American oil giants, Chevron and ExxonMobil have snubbed Nigeria in their 2024 spending plan, ignoring several major projects in the country.
The two oil companies have recovered from the 2020 crisis with bumper cash flows in 2021 and are making plans to boost their capital spending next year. There is no mention of Nigeria in their capital expenditure outlook. While Libya, Ivory Coast, Kazakhstan, Guyana, Brazil and Singapore, among others, feature prominently in it.
Chevron for example, ignored Nigeria’s 100,000-barrels-per-day (bpd) Nsiko offshore deepwater project despite plans to spend between $18.5 billion and $19.5 billion next year on new oil and gas projects, an 11 percent increase this year.
ExxonMobil was silent about Nigeria’s 80,000bpd Bosi oil field it discovered in 2006, and the 110,000bpd Uge deepwater project.
Their decision comes as Nigeria grapples with a number of challenges, including insecurity, oil theft, and a lack of infrastructure. These challenges have made it difficult for the country to attract the investment needed to develop its oil and gas resources.
Many international oil companies have sold their assets in Nigeria in the past year.
Equinor had last month sold its Nigerian subsidiary to a little-known Nigerian company Chappal Energy, Italy’s Eni announced in September that it would sell its onshore subsidiary to Oando Plc. Addax Petroleum Development Plc exited from its four major mining oil blocs last year. To mention but a few.

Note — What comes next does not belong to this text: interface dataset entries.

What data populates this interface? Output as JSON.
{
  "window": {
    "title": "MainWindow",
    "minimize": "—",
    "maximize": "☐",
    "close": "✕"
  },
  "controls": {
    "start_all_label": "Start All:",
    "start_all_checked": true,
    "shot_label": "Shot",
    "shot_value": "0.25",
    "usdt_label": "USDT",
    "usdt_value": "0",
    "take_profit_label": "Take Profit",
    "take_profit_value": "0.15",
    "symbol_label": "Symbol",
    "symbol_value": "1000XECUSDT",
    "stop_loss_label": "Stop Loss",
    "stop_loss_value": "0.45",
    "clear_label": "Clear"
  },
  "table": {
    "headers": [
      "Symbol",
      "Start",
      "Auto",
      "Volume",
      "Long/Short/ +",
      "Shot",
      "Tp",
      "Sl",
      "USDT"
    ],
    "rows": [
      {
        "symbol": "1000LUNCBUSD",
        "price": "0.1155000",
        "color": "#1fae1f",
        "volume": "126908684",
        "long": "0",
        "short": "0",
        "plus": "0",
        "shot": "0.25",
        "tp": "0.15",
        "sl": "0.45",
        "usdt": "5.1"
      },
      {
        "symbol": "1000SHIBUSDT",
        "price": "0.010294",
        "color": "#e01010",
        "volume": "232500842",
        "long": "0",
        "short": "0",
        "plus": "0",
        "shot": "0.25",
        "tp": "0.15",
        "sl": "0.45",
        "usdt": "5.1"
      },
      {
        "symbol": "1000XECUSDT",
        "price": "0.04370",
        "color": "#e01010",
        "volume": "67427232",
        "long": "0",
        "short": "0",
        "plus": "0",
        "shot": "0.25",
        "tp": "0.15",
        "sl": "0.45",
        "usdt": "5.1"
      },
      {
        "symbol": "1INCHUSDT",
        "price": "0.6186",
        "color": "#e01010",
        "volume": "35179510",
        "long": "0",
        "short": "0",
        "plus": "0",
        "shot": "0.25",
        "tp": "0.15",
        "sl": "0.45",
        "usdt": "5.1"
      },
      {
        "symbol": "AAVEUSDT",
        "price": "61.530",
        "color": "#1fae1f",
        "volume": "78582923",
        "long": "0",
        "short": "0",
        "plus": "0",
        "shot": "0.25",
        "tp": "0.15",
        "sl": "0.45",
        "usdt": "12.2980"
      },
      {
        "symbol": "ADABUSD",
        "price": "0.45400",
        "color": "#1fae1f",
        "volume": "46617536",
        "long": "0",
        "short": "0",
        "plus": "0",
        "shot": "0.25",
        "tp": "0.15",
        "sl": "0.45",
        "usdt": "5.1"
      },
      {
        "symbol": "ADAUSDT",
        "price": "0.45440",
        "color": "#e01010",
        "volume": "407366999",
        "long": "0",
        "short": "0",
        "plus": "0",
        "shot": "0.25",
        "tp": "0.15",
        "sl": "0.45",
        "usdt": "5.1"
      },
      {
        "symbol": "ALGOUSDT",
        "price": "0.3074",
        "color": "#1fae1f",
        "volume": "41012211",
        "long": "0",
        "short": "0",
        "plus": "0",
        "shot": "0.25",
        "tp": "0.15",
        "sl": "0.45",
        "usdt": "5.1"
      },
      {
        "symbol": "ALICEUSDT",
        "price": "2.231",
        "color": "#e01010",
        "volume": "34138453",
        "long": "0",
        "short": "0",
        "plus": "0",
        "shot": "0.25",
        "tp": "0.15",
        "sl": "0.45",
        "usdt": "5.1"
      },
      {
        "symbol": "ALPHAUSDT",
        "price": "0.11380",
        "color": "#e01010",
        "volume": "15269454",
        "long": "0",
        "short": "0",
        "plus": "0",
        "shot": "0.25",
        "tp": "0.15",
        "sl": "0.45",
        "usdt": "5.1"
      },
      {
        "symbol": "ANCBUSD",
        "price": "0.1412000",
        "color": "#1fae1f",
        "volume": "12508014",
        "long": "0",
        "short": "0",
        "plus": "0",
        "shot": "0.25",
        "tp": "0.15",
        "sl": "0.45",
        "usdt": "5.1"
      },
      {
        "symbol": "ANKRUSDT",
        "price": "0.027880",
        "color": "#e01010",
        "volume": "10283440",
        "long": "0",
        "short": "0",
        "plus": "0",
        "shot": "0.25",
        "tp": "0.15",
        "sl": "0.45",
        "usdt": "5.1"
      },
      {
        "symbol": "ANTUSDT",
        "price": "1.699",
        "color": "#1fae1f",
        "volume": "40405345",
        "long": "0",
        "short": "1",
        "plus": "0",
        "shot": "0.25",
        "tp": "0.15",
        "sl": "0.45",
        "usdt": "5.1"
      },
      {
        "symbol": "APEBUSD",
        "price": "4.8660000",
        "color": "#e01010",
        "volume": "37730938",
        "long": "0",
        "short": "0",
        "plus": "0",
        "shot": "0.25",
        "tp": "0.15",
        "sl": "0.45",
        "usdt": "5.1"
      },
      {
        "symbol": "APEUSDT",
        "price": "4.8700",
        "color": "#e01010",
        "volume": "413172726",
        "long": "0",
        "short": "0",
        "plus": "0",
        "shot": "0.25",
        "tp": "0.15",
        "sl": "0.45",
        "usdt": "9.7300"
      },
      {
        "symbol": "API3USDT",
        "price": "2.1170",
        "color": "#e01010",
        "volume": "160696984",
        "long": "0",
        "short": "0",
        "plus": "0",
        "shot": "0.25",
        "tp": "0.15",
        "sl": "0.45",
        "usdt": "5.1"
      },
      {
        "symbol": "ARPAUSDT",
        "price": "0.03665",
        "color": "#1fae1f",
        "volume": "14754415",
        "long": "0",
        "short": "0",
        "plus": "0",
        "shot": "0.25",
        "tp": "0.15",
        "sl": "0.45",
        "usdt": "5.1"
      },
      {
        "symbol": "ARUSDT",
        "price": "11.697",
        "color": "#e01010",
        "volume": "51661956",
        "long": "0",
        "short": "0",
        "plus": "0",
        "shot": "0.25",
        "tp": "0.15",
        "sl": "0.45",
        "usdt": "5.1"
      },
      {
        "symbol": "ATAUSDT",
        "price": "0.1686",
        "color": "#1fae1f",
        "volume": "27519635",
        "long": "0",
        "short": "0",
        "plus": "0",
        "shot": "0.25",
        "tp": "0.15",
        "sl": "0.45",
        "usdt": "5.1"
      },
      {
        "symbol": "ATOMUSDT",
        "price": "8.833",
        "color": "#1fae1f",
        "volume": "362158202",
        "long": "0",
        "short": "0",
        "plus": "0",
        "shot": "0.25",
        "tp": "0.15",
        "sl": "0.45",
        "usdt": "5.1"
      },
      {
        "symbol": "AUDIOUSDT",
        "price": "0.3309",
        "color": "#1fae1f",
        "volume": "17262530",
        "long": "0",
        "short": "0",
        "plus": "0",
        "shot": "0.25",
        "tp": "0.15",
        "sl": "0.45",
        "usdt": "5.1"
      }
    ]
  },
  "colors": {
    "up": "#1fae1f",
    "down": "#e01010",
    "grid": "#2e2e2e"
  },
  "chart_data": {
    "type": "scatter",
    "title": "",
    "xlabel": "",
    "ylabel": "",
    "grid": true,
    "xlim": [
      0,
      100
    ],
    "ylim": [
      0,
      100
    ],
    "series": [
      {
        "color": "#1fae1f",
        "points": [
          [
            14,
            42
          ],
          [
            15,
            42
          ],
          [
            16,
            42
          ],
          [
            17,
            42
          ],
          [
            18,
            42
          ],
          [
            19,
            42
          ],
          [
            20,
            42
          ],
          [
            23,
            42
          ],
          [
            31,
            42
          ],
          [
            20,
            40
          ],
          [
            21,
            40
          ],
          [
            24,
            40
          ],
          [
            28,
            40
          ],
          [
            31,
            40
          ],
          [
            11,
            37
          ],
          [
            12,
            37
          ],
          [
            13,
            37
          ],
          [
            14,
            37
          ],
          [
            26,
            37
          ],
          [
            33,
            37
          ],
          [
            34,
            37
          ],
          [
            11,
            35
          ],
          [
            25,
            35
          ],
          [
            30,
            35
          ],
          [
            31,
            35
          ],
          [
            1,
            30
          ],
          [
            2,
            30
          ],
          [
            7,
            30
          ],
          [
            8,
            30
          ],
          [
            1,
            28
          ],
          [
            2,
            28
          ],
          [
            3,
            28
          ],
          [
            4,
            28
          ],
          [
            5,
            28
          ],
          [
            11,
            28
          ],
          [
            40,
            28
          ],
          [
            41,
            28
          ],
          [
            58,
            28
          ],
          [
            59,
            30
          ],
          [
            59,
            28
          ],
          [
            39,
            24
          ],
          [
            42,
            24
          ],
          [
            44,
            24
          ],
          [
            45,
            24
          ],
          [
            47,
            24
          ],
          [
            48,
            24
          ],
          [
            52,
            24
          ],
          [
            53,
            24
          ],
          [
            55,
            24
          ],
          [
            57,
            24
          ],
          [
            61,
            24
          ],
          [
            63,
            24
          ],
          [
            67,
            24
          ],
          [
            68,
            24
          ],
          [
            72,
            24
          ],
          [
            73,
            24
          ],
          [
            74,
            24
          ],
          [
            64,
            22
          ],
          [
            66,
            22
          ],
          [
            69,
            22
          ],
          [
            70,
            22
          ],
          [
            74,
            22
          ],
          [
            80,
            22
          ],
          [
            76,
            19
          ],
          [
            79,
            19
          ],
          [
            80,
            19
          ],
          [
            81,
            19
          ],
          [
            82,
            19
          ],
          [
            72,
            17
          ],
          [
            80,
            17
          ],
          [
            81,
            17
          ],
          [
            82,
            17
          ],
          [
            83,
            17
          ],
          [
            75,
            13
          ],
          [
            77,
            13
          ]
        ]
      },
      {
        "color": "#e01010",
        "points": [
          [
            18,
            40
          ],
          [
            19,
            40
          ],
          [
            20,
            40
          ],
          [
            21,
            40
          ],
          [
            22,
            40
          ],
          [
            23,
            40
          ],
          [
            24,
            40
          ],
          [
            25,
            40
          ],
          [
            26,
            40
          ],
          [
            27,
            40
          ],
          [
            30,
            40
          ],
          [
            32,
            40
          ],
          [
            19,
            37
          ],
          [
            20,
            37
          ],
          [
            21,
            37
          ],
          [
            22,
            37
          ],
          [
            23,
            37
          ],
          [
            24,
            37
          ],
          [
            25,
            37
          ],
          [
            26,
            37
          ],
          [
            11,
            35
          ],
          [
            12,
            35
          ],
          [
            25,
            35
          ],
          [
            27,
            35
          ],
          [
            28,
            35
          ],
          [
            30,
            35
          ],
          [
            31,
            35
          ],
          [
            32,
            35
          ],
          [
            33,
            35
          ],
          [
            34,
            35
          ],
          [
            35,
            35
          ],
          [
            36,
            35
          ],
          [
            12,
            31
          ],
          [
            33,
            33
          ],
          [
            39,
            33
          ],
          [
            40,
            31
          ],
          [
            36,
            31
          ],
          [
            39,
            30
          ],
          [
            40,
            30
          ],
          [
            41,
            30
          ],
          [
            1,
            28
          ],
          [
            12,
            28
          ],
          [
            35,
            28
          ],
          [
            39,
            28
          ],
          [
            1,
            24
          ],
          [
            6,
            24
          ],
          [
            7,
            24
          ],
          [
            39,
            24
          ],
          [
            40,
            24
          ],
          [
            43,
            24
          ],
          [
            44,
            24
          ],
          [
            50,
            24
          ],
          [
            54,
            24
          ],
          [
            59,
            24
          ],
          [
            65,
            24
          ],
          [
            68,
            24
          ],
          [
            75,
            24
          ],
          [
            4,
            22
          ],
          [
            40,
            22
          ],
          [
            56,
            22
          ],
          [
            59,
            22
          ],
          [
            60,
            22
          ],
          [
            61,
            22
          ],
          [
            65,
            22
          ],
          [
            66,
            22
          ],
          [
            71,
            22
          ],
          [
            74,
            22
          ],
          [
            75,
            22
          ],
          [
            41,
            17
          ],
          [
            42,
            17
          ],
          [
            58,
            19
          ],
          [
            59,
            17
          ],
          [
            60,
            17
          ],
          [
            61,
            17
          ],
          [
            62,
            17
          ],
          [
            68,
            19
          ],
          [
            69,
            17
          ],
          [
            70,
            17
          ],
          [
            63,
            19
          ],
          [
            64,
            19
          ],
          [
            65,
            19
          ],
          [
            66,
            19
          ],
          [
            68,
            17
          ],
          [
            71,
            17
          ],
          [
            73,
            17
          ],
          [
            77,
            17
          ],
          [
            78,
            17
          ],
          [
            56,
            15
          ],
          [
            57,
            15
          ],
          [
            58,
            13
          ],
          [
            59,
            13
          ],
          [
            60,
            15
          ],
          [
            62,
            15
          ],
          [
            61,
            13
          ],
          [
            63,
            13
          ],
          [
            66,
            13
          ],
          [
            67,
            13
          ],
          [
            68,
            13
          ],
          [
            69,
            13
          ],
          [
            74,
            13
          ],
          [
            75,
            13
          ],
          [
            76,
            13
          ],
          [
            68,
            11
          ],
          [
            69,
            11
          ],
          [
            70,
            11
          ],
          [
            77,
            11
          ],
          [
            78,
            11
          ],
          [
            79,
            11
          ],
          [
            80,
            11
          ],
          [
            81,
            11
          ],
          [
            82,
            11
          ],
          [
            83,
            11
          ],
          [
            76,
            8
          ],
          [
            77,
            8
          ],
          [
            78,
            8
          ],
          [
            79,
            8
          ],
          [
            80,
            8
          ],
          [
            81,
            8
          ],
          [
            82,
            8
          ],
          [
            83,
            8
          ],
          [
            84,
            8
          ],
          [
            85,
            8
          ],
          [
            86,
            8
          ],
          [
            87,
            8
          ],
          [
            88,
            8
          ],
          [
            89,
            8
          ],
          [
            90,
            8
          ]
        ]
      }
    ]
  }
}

Charles Akinbobola, an energy analyst at Sofidam Capital, said that the global oil companies are pulling out of their investment in onshore and shallow water assets, because of the widespread of theft and vandalism over the years.